Why does Audi continue to pursue motorsport with internal combustion (IC) engines?
The IC engine still has a long future and complements electric mobility really well. At Audi, we’ve always been working on high-efficiency engines – most recently with diesel and now again with gasoline units. There’s still a lot of potential for further development. Also in combination with alternative fuels, an IC engine can be designed for extremely high eco-friendliness.
What is the definition of a “high-efficiency engine”?
It’s based on the principle of extracting maximum power output from the available amount of fuel with high compression and very good efficiency – in production as well as in motorsport. In the DTM, the amount of fuel flowing to the engine is limited to 95 kilograms per hour. That may sound like a lot but, in view of more than 610 horsepower, it really isn’t. An increase in vehicle performance can only be achieved through efficiency. The more efficient the engine is the less fuel and thus weight has to be lugged around.
Two-liter four-cylinder turbo engines like those to be used in the DTM starting in 2019 are currently regarded as the most important IC engines worldwide. Why?
It’s about the total package and the issue of weight: Weight generates consumption, so weight has to be saved. To keep an engine small and powerful, there’s no way around a four-cylinder unit. Both longitudinal and transverse types fit with practically all established models of the Audi and Volkswagen Group and are therefore widely used. It is the central engine – a world engine.
The DTM raced with naturally aspirated V8 engines for a very long time. Was switching to the four-cylinder turbo engine the right move?
This move was overdue. We started pursuing this approach as far back as ten years ago. At that time, the concept of the Global Race Engine was created. This four-cylinder turbo power-plant could have been fielded in many worldwide racing series. In terms of power, weight and dimensions, this is is the case with the new DTM engine as well.
Since when has Audi Motorsport been working on the new DTM engine?
Initial considerations and a basic concept date to 2008. Since December 2014, we’ve been pursuing this engine project with great intensity. At that time, the course was set for a joint future of the DTM and the Japanese Super GT.
A two-liter four-cylinder turbo was also used in the World Rallycross Championship. Are the engines comparable?
No. The rallycross engine was neither a direct-injection type nor a true race engine. It was totally production-based with limited mileage of 300 to 400 kilometers. The new DTM engine is a true race engine that’s designed to last for 6,000 kilometers before the first rebuild – and, ideally, for the same distance again afterwards.

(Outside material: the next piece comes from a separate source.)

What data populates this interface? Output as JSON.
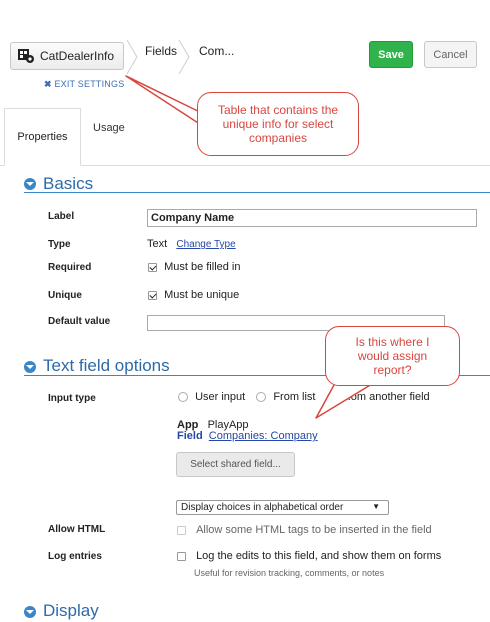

Audi has a lot of experience with turbo engines in motorsport. Even the original quattro in the World Rally Championship was a turbo. Is this know-how helpful?
Naturally, every engine is different and every set of regulations poses different challenges. But you can spare yourself a lot of mistakes and a few loops by knowing the basic principle.
With the new DTM turbo, how intensive is the exchange between motorsport and production that has traditionally been of great importance to Audi?
Obviously, our colleagues in production have a few requirements that differ from ours. But efficiency also plays a major part there, just like weight does. With a weight of 85 kilograms the DTM engine is very light, a lot lighter than a production engine. We’re pointing out a few approaches that will hopefully find their way into future road-going vehicles as well – like in the case of the first TFSI for Le Mans and the TDI.
What, specifically, are you thinking about in this context?
Weight and lightweight design, especially in the context of avoiding CO2 emissions, plus in terms of consumption. The specific consumption of the DTM engine is extremely low and now within ranges that used to be typical for diesel engines.